BEGIN Records for the task

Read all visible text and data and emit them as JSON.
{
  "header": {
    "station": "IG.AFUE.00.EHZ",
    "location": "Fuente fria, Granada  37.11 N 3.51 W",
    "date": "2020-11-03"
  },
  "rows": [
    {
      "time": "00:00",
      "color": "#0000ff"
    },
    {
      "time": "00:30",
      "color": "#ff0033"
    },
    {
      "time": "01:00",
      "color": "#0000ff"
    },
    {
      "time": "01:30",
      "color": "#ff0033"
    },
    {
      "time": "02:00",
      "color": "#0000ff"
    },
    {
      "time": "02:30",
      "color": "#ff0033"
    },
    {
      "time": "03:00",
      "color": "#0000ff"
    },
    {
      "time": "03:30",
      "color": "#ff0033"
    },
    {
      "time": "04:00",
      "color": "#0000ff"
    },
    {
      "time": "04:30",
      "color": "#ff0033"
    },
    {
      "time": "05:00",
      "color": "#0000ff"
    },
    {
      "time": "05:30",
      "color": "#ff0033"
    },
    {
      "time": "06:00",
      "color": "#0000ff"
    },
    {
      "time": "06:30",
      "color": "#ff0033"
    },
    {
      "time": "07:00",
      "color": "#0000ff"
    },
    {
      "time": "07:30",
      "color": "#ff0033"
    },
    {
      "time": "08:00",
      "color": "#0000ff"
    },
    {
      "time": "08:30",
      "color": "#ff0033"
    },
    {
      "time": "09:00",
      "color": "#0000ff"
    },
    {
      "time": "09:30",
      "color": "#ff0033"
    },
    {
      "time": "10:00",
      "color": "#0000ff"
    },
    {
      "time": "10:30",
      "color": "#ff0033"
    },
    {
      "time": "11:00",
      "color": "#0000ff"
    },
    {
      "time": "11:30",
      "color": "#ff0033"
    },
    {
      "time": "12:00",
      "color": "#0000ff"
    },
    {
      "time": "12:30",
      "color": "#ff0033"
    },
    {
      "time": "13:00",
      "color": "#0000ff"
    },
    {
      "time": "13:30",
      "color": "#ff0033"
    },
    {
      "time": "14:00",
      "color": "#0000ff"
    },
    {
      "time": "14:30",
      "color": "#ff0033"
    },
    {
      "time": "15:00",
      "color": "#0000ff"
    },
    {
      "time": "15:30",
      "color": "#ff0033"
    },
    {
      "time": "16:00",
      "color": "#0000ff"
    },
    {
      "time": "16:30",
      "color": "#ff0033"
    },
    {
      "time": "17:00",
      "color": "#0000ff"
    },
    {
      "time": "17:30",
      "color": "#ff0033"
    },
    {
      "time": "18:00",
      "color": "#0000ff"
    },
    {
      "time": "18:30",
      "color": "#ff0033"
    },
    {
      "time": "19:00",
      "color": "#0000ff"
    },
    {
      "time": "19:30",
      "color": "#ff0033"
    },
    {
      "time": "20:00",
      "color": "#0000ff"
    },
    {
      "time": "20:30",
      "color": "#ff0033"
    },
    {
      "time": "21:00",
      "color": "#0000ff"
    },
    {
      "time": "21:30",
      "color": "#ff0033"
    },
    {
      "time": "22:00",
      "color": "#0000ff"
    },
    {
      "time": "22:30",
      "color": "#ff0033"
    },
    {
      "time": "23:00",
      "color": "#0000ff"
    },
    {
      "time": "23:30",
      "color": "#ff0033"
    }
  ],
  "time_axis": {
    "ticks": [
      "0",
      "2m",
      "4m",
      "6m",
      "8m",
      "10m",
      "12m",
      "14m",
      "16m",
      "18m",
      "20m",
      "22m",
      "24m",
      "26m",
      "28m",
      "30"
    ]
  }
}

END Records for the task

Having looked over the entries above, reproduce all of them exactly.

> [Written response]:
Read all visible text and data and emit them as JSON.
{
  "header": {
    "station": "IG.AFUE.00.EHZ",
    "location": "Fuente fria, Granada  37.11 N 3.51 W",
    "date": "2020-11-03"
  },
  "rows": [
    {
      "time": "00:00",
      "color": "#0000ff"
    },
    {
      "time": "00:30",
      "color": "#ff0033"
    },
    {
      "time": "01:00",
      "color": "#0000ff"
    },
    {
      "time": "01:30",
      "color": "#ff0033"
    },
    {
      "time": "02:00",
      "color": "#0000ff"
    },
    {
      "time": "02:30",
      "color": "#ff0033"
    },
    {
      "time": "03:00",
      "color": "#0000ff"
    },
    {
      "time": "03:30",
      "color": "#ff0033"
    },
    {
      "time": "04:00",
      "color": "#0000ff"
    },
    {
      "time": "04:30",
      "color": "#ff0033"
    },
    {
      "time": "05:00",
      "color": "#0000ff"
    },
    {
      "time": "05:30",
      "color": "#ff0033"
    },
    {
      "time": "06:00",
      "color": "#0000ff"
    },
    {
      "time": "06:30",
      "color": "#ff0033"
    },
    {
      "time": "07:00",
      "color": "#0000ff"
    },
    {
      "time": "07:30",
      "color": "#ff0033"
    },
    {
      "time": "08:00",
      "color": "#0000ff"
    },
    {
      "time": "08:30",
      "color": "#ff0033"
    },
    {
      "time": "09:00",
      "color": "#0000ff"
    },
    {
      "time": "09:30",
      "color": "#ff0033"
    },
    {
      "time": "10:00",
      "color": "#0000ff"
    },
    {
      "time": "10:30",
      "color": "#ff0033"
    },
    {
      "time": "11:00",
      "color": "#0000ff"
    },
    {
      "time": "11:30",
      "color": "#ff0033"
    },
    {
      "time": "12:00",
      "color": "#0000ff"
    },
    {
      "time": "12:30",
      "color": "#ff0033"
    },
    {
      "time": "13:00",
      "color": "#0000ff"
    },
    {
      "time": "13:30",
      "color": "#ff0033"
    },
    {
      "time": "14:00",
      "color": "#0000ff"
    },
    {
      "time": "14:30",
      "color": "#ff0033"
    },
    {
      "time": "15:00",
      "color": "#0000ff"
    },
    {
      "time": "15:30",
      "color": "#ff0033"
    },
    {
      "time": "16:00",
      "color": "#0000ff"
    },
    {
      "time": "16:30",
      "color": "#ff0033"
    },
    {
      "time": "17:00",
      "color": "#0000ff"
    },
    {
      "time": "17:30",
      "color": "#ff0033"
    },
    {
      "time": "18:00",
      "color": "#0000ff"
    },
    {
      "time": "18:30",
      "color": "#ff0033"
    },
    {
      "time": "19:00",
      "color": "#0000ff"
    },
    {
      "time": "19:30",
      "color": "#ff0033"
    },
    {
      "time": "20:00",
      "color": "#0000ff"
    },
    {
      "time": "20:30",
      "color": "#ff0033"
    },
    {
      "time": "21:00",
      "color": "#0000ff"
    },
    {
      "time": "21:30",
      "color": "#ff0033"
    },
    {
      "time": "22:00",
      "color": "#0000ff"
    },
    {
      "time": "22:30",
      "color": "#ff0033"
    },
    {
      "time": "23:00",
      "color": "#0000ff"
    },
    {
      "time": "23:30",
      "color": "#ff0033"
    }
  ],
  "time_axis": {
    "ticks": [
      "0",
      "2m",
      "4m",
      "6m",
      "8m",
      "10m",
      "12m",
      "14m",
      "16m",
      "18m",
      "20m",
      "22m",
      "24m",
      "26m",
      "28m",
      "30"
    ]
  }
}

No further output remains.